Data for this task

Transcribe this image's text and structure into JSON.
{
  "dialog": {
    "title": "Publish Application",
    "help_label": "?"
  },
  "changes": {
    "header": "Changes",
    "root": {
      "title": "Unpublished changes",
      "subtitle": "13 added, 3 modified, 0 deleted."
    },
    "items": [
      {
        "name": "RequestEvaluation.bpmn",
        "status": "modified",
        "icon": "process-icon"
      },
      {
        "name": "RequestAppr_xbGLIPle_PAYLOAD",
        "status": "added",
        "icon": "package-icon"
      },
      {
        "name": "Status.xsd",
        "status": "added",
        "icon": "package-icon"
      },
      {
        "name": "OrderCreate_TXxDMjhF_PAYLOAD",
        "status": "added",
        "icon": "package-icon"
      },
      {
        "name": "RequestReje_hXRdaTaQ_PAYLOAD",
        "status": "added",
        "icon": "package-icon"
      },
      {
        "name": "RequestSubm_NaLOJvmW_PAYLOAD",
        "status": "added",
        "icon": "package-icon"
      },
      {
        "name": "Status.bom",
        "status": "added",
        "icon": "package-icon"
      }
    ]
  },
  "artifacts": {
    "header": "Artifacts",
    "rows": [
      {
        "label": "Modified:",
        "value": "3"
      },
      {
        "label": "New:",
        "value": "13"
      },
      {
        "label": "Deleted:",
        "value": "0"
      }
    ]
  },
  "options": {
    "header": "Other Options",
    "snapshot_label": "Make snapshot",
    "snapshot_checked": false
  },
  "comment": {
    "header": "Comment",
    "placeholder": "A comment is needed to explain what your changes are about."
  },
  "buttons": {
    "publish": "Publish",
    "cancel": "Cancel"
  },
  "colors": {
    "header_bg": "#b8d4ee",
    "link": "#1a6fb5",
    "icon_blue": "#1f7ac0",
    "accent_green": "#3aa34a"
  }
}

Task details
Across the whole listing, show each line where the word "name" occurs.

Reply
        "name": "RequestEvaluation.bpmn",
        "name": "RequestAppr_xbGLIPle_PAYLOAD",
        "name": "Status.xsd",
        "name": "OrderCreate_TXxDMjhF_PAYLOAD",
        "name": "RequestReje_hXRdaTaQ_PAYLOAD",
        "name": "RequestSubm_NaLOJvmW_PAYLOAD",
        "name": "Status.bom",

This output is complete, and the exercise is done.